Haami Piripi  04:16 
The Crown-Māori partnership is a recognition of our pre 1840 sovereignty. In that sense the Crown can't speak for anything pre-1840. It wasn't even here. You can't produce a conservation ethos and expect to apply that nationally.  

The issue that the government is finding most difficult are issues that really rely on our input to make it happen, to make it  work. Like fisheries, like te taiao, like water. Yeah. Those are all issues that deserve to be embellished with the strength of cultural wealth. And that strength of cultural wealth will provide us as a nation with the caliber of initiative that we need to show, is world leading. We have the ability to achieve that, if we were able to collaborate effectively in that way. Adding cultural capital to mainstream capital, and coming out with an outcome that is good for everybody. I think that's what Te Tiriti o Waitangi sought to do.  

Māori – we are unique. We have a unique existence. We have a unique relationship with the elements. We have the ability to fit ourselves into the whakapapa of the universe, and identify ourselves within it. We have the ability to draw from that, the mana and tapu that we need to grow and move our people forward. We're going to be in the lead I think when it comes to massive change on the planet. 

That ambition, aspiration of survival of sustainability has been with us for 1000s of years. We traversed the greatest expanse of water on the planet. A lot of other Polynesian islands, so certainly in Tahiti, they do believe that the answer to the future is here. And I can see that every Polynesian in the Pacific is got more right to be here than any Pākeha, because this is the island too, as part of a big tree of Polynesian exploration and migration.  

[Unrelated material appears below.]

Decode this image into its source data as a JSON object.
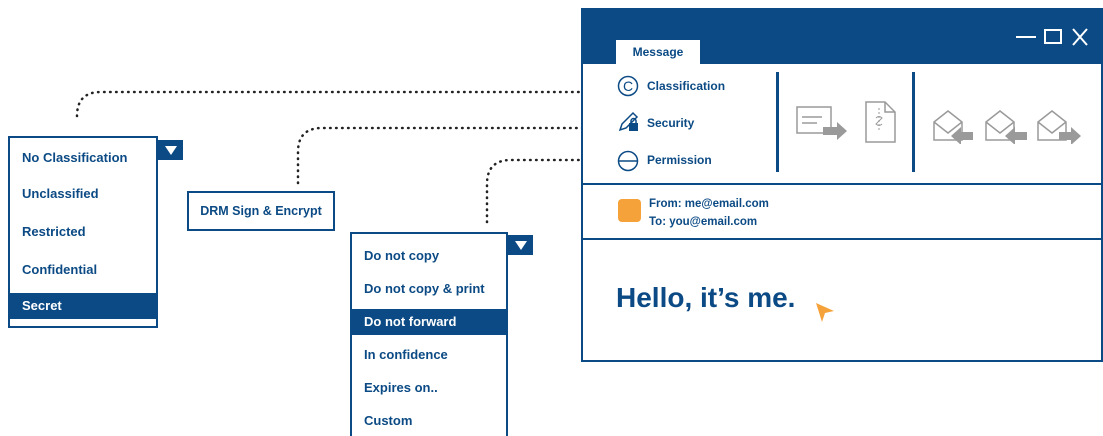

Who else should step up, than us? We are in a very good position to help. And the foundation of this position is our whanaungatanga. We are natural survivors because we are naturally able to employ, innovate, and not be afraid to implement new ideas and new ways of doing things.